Chinese Premier Li Keqiang recently declared "war" on air pollution.
But China's stern approach to tackling the scourge is in stark contrast to New Delhi's political class, which remains blasé about the city's toxic air despite looming general elections.
Even though New Delhi recently surpassed Beijing as the "world's most polluted major city" - according to India's Centre for Science and Environment, an international consortium dedicated to promoting democracy and sustainability - pollution remains a non-issue for all major political parties.
No party has offered a blueprint for tackling the problem.
This includes the Aam Admi Party, the rookie party that has vowed to combat India's entrenched corruption and claimed power in the Delhi Legislative Assembly elections in December.
The party's spokesman said the party "remains committed" to the environment, but critics say the party has done nothing to push the issue since its win in the capital's elections.

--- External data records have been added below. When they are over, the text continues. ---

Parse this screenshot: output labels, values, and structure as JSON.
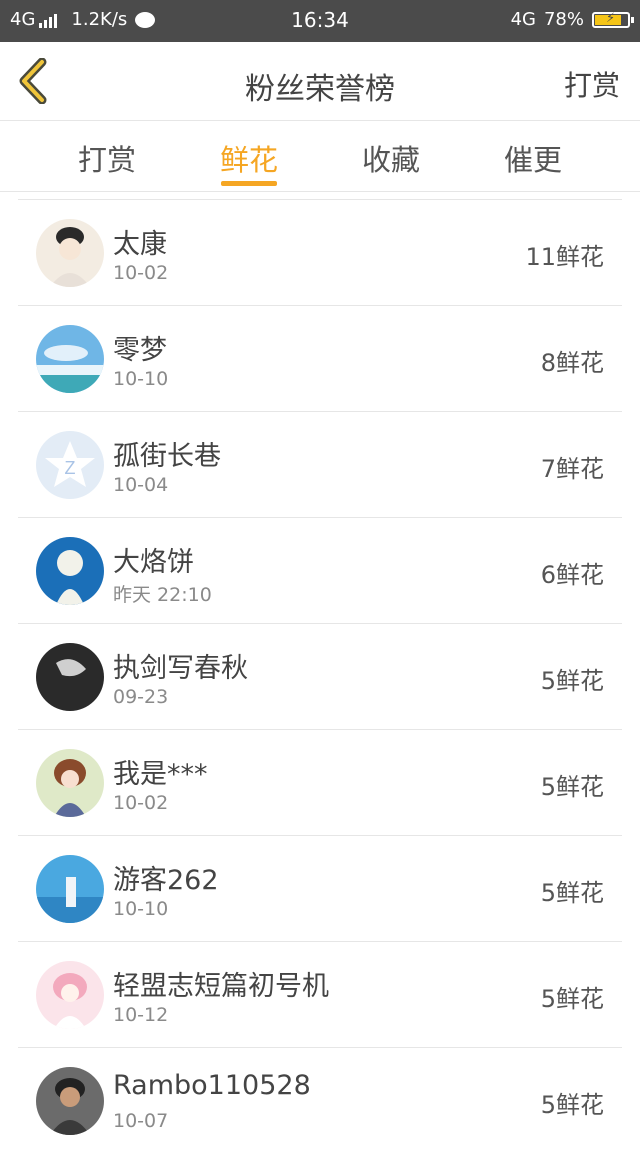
{
  "status_bar": {
    "network_left": "4G",
    "speed": "1.2K/s",
    "time": "16:34",
    "network_right": "4G",
    "battery": "78%"
  },
  "header": {
    "title": "粉丝荣誉榜",
    "action": "打赏",
    "back_icon": "chevron-left-icon"
  },
  "tabs": [
    {
      "label": "打赏",
      "active": false
    },
    {
      "label": "鲜花",
      "active": true
    },
    {
      "label": "收藏",
      "active": false
    },
    {
      "label": "催更",
      "active": false
    }
  ],
  "accent_color": "#f5a623",
  "fans": [
    {
      "name": "太康",
      "date": "10-02",
      "count": "11鲜花"
    },
    {
      "name": "零梦",
      "date": "10-10",
      "count": "8鲜花"
    },
    {
      "name": "孤街长巷",
      "date": "10-04",
      "count": "7鲜花"
    },
    {
      "name": "大烙饼",
      "date": "昨天 22:10",
      "count": "6鲜花"
    },
    {
      "name": "执剑写春秋",
      "date": "09-23",
      "count": "5鲜花"
    },
    {
      "name": "我是***",
      "date": "10-02",
      "count": "5鲜花"
    },
    {
      "name": "游客262",
      "date": "10-10",
      "count": "5鲜花"
    },
    {
      "name": "轻盟志短篇初号机",
      "date": "10-12",
      "count": "5鲜花"
    },
    {
      "name": "Rambo110528",
      "date": "10-07",
      "count": "5鲜花"
    }
  ]
}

India's governing United Progressive Alliance coalition has done no better, according to environmentalists. They have accused the Congress party-led coalition of sitting on a plan drafted more than two years ago to deal with Delhi's pollution.
The report languishes while it awaits responses from the government. "The plan is still hanging fire due to governmental inaction, clearly demonstrating that while Delhi has lost the momentum in its fight against pollution, Beijing has continued to be aggressive," said Anumita Roychowdhury, a member of the report's drafting committee.
She said the plan suggested a slew of measures to clean up Delhi's air. "We've recommended that the centre introduce Euro V and VI emission norms to minimize particulate and oxides of nitrogen," Roychowdhury said referring to Europe's staggered pollution standards.
"Currently Delhi has only Euro IV norms. Our other suggestions include expansion of CNG [compressed natural gas], upgrade of public transport, a parking policy and parking tariff, to name a few," she said.
The environmentalist said that apart from adding a few more CNG buses, Metro lines and cycling paths, Delhi's government had done little to improve its air quality since 2008. "In contrast, Beijing has implemented Euro V and is far more aggressive," Roychowdhury said.
According to the Environmental Performance Index (EPI), devised by Yale University, New Delhi's air is more toxic than Beijing's, which has drawn global attention for its smog problems.
Delhi's pollution rating for PM2.5 particulates under the EPI is almost five times the safety threshold for humans. An asphyxiating smog - caused by 7.2 million vehicles, industrial emissions and burning of agricultural waste - hangs over the city for much of the year.
According to the World Health Organisation, air pollution is the fifth biggest killer in India. More people die from asthma in India than in any other country, according to the WHO's Global Burden of Disease report. Local medics agree that the problem must be solved.
"PM2.5 is a deadly mixture of ammonia, carbon, nitrates, sulfate and particulate matter that enters the bloodstream and triggers breathing disorders, even cancer," said Dr Sanjay Mahajan, a Delhi-based general physician. "We're all going to be very sick if Delhi's pollution isn't controlled soon."
Community activist Alka Dheer said politicians were not the only ones at fault.
"The citizens are also to blame as they don't treat pollution as a mainstream issue," said Dheer.
Dheer added that with more Indians making the leap into the middle class, their environmental footprint would increase.
Balbir Singh Seechewal , a well-known environmental activist in Punjab who has been spearheading a river anti-pollution campaign, has asked all political parties to prioritize environmental protection in their election manifestos.
"People must deny power to political leaders who're insensitive to ecology," he said.